▸ Exercise details
All of the entries should be written out again exactly.

Element data from apps and pages

== Segment start ==

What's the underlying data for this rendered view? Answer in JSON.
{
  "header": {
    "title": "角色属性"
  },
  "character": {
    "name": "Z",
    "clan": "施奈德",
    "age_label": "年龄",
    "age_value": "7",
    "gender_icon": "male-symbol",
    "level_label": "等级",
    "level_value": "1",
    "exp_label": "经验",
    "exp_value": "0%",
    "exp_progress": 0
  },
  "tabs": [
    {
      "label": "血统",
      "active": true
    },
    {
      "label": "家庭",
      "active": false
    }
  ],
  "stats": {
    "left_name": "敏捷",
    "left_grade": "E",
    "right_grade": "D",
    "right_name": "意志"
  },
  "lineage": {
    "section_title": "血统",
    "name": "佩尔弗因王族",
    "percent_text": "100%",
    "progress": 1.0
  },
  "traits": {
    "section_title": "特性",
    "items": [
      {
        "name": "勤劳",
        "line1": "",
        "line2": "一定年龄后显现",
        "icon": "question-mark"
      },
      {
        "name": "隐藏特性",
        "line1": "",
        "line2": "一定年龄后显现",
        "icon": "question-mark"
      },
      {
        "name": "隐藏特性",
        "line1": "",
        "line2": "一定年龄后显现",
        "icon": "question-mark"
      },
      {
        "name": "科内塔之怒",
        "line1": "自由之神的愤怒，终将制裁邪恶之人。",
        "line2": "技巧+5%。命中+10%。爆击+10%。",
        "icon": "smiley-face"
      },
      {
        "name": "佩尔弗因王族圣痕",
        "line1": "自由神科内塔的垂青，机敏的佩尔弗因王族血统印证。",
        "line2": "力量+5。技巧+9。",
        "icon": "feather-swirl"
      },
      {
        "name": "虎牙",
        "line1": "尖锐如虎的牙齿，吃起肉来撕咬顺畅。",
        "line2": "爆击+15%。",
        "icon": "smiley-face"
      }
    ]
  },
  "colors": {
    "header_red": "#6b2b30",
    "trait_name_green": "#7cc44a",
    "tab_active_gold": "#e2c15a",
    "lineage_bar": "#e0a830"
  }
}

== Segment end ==

▸ Written response
What's the underlying data for this rendered view? Answer in JSON.
{
  "header": {
    "title": "角色属性"
  },
  "character": {
    "name": "Z",
    "clan": "施奈德",
    "age_label": "年龄",
    "age_value": "7",
    "gender_icon": "male-symbol",
    "level_label": "等级",
    "level_value": "1",
    "exp_label": "经验",
    "exp_value": "0%",
    "exp_progress": 0
  },
  "tabs": [
    {
      "label": "血统",
      "active": true
    },
    {
      "label": "家庭",
      "active": false
    }
  ],
  "stats": {
    "left_name": "敏捷",
    "left_grade": "E",
    "right_grade": "D",
    "right_name": "意志"
  },
  "lineage": {
    "section_title": "血统",
    "name": "佩尔弗因王族",
    "percent_text": "100%",
    "progress": 1.0
  },
  "traits": {
    "section_title": "特性",
    "items": [
      {
        "name": "勤劳",
        "line1": "",
        "line2": "一定年龄后显现",
        "icon": "question-mark"
      },
      {
        "name": "隐藏特性",
        "line1": "",
        "line2": "一定年龄后显现",
        "icon": "question-mark"
      },
      {
        "name": "隐藏特性",
        "line1": "",
        "line2": "一定年龄后显现",
        "icon": "question-mark"
      },
      {
        "name": "科内塔之怒",
        "line1": "自由之神的愤怒，终将制裁邪恶之人。",
        "line2": "技巧+5%。命中+10%。爆击+10%。",
        "icon": "smiley-face"
      },
      {
        "name": "佩尔弗因王族圣痕",
        "line1": "自由神科内塔的垂青，机敏的佩尔弗因王族血统印证。",
        "line2": "力量+5。技巧+9。",
        "icon": "feather-swirl"
      },
      {
        "name": "虎牙",
        "line1": "尖锐如虎的牙齿，吃起肉来撕咬顺畅。",
        "line2": "爆击+15%。",
        "icon": "smiley-face"
      }
    ]
  },
  "colors": {
    "header_red": "#6b2b30",
    "trait_name_green": "#7cc44a",
    "tab_active_gold": "#e2c15a",
    "lineage_bar": "#e0a830"
  }
}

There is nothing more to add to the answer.